◆ Website and app data records
---*---

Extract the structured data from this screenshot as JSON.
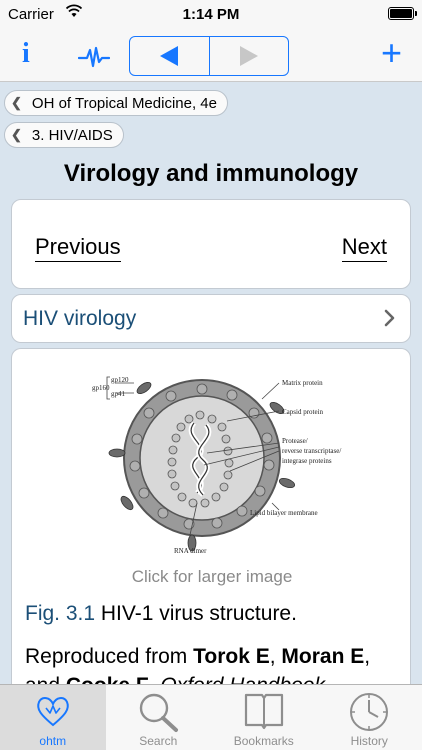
{
  "status_bar": {
    "carrier": "Carrier",
    "time": "1:14 PM",
    "battery_level": 1.0
  },
  "toolbar": {
    "info_icon": "info-icon",
    "pulse_icon": "pulse-icon",
    "back_icon": "back-arrow-icon",
    "forward_icon": "forward-arrow-icon",
    "forward_enabled": false,
    "add_icon": "plus-icon",
    "accent_color": "#1777ff"
  },
  "breadcrumbs": [
    {
      "label": "OH of Tropical Medicine, 4e"
    },
    {
      "label": "3. HIV/AIDS"
    }
  ],
  "page": {
    "title": "Virology and immunology",
    "previous_label": "Previous",
    "next_label": "Next",
    "section_link_label": "HIV virology"
  },
  "figure": {
    "labels": {
      "gp160": "gp160",
      "gp120": "gp120",
      "gp41": "gp41",
      "matrix": "Matrix protein",
      "capsid": "Capsid protein",
      "protease_1": "Protease/",
      "protease_2": "reverse transcriptase/",
      "protease_3": "integrase proteins",
      "lipid": "Lipid bilayer membrane",
      "rna": "RNA dimer"
    },
    "click_hint": "Click for larger image",
    "caption_number": "Fig. 3.1",
    "caption_text": "HIV-1 virus structure.",
    "repro_prefix": "Reproduced from ",
    "repro_author1": "Torok E",
    "repro_sep1": ", ",
    "repro_author2": "Moran E",
    "repro_sep2": ", and ",
    "repro_author3": "Cooke F",
    "repro_sep3": ". ",
    "repro_book": "Oxford Handbook"
  },
  "tabbar": {
    "tabs": [
      {
        "label": "ohtm",
        "icon": "heart-icon",
        "active": true
      },
      {
        "label": "Search",
        "icon": "magnifier-icon",
        "active": false
      },
      {
        "label": "Bookmarks",
        "icon": "book-icon",
        "active": false
      },
      {
        "label": "History",
        "icon": "clock-icon",
        "active": false
      }
    ]
  }
}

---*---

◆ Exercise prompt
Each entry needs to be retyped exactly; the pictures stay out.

◆ Response
Extract the structured data from this screenshot as JSON.
{
  "status_bar": {
    "carrier": "Carrier",
    "time": "1:14 PM",
    "battery_level": 1.0
  },
  "toolbar": {
    "info_icon": "info-icon",
    "pulse_icon": "pulse-icon",
    "back_icon": "back-arrow-icon",
    "forward_icon": "forward-arrow-icon",
    "forward_enabled": false,
    "add_icon": "plus-icon",
    "accent_color": "#1777ff"
  },
  "breadcrumbs": [
    {
      "label": "OH of Tropical Medicine, 4e"
    },
    {
      "label": "3. HIV/AIDS"
    }
  ],
  "page": {
    "title": "Virology and immunology",
    "previous_label": "Previous",
    "next_label": "Next",
    "section_link_label": "HIV virology"
  },
  "figure": {
    "labels": {
      "gp160": "gp160",
      "gp120": "gp120",
      "gp41": "gp41",
      "matrix": "Matrix protein",
      "capsid": "Capsid protein",
      "protease_1": "Protease/",
      "protease_2": "reverse transcriptase/",
      "protease_3": "integrase proteins",
      "lipid": "Lipid bilayer membrane",
      "rna": "RNA dimer"
    },
    "click_hint": "Click for larger image",
    "caption_number": "Fig. 3.1",
    "caption_text": "HIV-1 virus structure.",
    "repro_prefix": "Reproduced from ",
    "repro_author1": "Torok E",
    "repro_sep1": ", ",
    "repro_author2": "Moran E",
    "repro_sep2": ", and ",
    "repro_author3": "Cooke F",
    "repro_sep3": ". ",
    "repro_book": "Oxford Handbook"
  },
  "tabbar": {
    "tabs": [
      {
        "label": "ohtm",
        "icon": "heart-icon",
        "active": true
      },
      {
        "label": "Search",
        "icon": "magnifier-icon",
        "active": false
      },
      {
        "label": "Bookmarks",
        "icon": "book-icon",
        "active": false
      },
      {
        "label": "History",
        "icon": "clock-icon",
        "active": false
      }
    ]
  }
}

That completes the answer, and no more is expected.